= Beginning of Section =

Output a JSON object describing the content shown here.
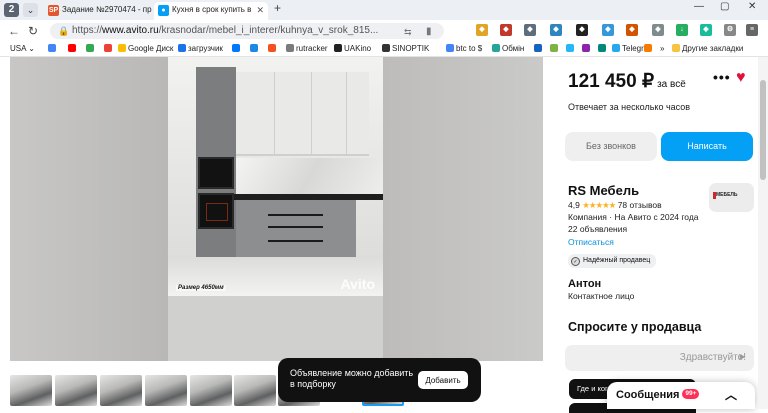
{
  "browser": {
    "tab_count": "2",
    "tabs": [
      {
        "label": "Задание №2970474 - про",
        "favicon": "SP",
        "active": false
      },
      {
        "label": "Кухня в срок купить в",
        "favicon": "avito-favicon",
        "active": true
      }
    ],
    "url_domain": "www.avito.ru",
    "url_path": "/krasnodar/mebel_i_interer/kuhnya_v_srok_815...",
    "url_prefix": "https://",
    "bookmarks": [
      {
        "label": "USA",
        "color": "#888888"
      },
      {
        "label": "",
        "color": "#4285f4"
      },
      {
        "label": "",
        "color": "#ff0000"
      },
      {
        "label": "",
        "color": "#34a853"
      },
      {
        "label": "Google Диск",
        "color": "#fbbc04"
      },
      {
        "label": "загрузчик",
        "color": "#1a73e8"
      },
      {
        "label": "",
        "color": "#0077ff"
      },
      {
        "label": "",
        "color": "#1e88e5"
      },
      {
        "label": "",
        "color": "#f4511e"
      },
      {
        "label": "rutracker",
        "color": "#7b7b7b"
      },
      {
        "label": "UAKino",
        "color": "#222222"
      },
      {
        "label": "SINOPTIK",
        "color": "#333333"
      },
      {
        "label": "btc to $",
        "color": "#4285f4"
      },
      {
        "label": "Обмін",
        "color": "#26a69a"
      },
      {
        "label": "Telegr",
        "color": "#29a9eb"
      },
      {
        "label": "Другие закладки",
        "color": "#f6c343"
      }
    ]
  },
  "listing": {
    "price": "121 450 ₽",
    "price_suffix": "за всё",
    "reply_time": "Отвечает за несколько часов",
    "btn_calls": "Без звонков",
    "btn_write": "Написать",
    "photo_caption": "Размер 4650мм",
    "watermark": "Avito"
  },
  "seller": {
    "name": "RS Мебель",
    "rating": "4,9",
    "stars": "★★★★★",
    "reviews": "78 отзывов",
    "company": "Компания · На Авито с 2024 года",
    "ads_count": "22 объявления",
    "subscribe": "Отписаться",
    "badge": "Надёжный продавец",
    "logo_text": "МЕБЕЛЬ"
  },
  "contact": {
    "name": "Антон",
    "role": "Контактное лицо"
  },
  "ask": {
    "title": "Спросите у продавца",
    "input_value": "Здравствуйте!",
    "chip": "Где и когда можно посмотреть?"
  },
  "toast": {
    "text_line1": "Объявление можно добавить",
    "text_line2": "в подборку",
    "button": "Добавить"
  },
  "messages": {
    "label": "Сообщения",
    "count": "99+"
  }
}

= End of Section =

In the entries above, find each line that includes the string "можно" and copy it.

### RESULT OF THIS TASK
    "chip": "Где и когда можно посмотреть?"
    "text_line1": "Объявление можно добавить",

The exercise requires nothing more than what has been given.